 Awards and Honors (since 2014)

 

  • Prof. ZENG Changqing obtained Outstanding Woman Achievement of CAS Beijing Region (2014), was appointed as a Panel Member of the MOST (the Ministry of Science and Technology) for the National Major Research Plan in Precision Medicine (2015), and serves as Associate Chair of Precision Medicine Subcommittee, Chinese Association of Geriatric Research (2016).
  • Prof YANG Yungui obtained "Excellent" in the final review of the CAS "Hundred Talents Program"(2014), was appointed as a CAS Distinguished Professor (2015), received The National Science Fund for Distinguished Young Scholars (2016), and as the Chief Scientist obtained a major funding for National Basic Research Programs in Precision Medicine (2016).
  • Prof. WANG Qianfei received The National Science Fund for Distinguished Young Scholars (2014), was appointed as CAS Distinguished Professor (2015) and as a professor of the National Hundred, Thousand and Ten Thousand Talents Project (2015); received "ZHU-LI Yuehua Excellent Teacher Award" of CAS (2015).
  • Prof. GUO Caixia received "ZHU-LI Yuehua Excellent Teacher Award" of CAS (2016).
  • Prof. CI Weimin received The National Science Fund for Excellent Young Scholars from National Natural Science Foundation of China (2014).
  • Prof. LIU Xin was appointed as a professor of "Hundred Talents Program"of CAS (2015).
  • Prof. LIU Fan was appointed as a professor of "Thousand Youth Talents Program" of CAS (2015).
  • Dr. HOU Yali and Dr. HE Fuhong were elected as members of Youth Innovation Promotion Association of CAS (2015).

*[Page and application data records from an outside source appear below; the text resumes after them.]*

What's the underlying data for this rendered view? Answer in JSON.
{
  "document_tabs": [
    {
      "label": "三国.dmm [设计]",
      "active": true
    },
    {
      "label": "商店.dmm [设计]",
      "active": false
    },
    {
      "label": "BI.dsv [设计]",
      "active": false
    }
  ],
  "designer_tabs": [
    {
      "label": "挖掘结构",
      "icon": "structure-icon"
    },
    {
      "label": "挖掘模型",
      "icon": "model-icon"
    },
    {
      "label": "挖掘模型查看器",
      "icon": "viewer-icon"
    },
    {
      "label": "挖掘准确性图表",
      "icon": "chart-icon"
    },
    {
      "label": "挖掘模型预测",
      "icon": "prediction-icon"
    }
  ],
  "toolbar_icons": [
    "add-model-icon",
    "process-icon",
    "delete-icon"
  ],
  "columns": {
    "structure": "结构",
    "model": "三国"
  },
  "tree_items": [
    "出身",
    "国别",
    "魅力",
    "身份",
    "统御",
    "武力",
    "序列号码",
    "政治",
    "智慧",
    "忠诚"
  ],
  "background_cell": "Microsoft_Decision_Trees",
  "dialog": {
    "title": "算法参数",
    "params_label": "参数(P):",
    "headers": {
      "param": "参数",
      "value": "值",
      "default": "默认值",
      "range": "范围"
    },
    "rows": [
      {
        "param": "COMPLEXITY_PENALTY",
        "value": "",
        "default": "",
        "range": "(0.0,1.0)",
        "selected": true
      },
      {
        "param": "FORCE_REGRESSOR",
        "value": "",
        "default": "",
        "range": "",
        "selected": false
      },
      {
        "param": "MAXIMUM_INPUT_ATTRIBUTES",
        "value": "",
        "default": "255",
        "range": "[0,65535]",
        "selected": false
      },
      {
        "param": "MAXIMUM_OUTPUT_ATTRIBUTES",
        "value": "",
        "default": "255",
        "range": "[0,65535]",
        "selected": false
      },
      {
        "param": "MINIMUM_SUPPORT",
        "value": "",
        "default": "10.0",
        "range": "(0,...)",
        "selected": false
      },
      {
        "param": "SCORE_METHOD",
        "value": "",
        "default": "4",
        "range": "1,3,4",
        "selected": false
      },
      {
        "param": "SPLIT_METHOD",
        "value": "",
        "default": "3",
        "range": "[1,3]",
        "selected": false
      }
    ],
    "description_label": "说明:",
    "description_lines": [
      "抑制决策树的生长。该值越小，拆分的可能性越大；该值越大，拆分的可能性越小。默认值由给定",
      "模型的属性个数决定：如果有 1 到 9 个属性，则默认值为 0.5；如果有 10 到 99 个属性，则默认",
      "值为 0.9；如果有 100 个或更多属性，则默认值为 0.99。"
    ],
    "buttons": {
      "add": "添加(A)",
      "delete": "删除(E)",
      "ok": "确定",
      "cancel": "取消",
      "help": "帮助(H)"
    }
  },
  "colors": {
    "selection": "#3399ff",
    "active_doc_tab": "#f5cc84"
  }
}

  • Dr. SUN Baofa and Dr. ZhANG Dake were elected as the members of Youth Innovation Promotion Association of CAS (2016).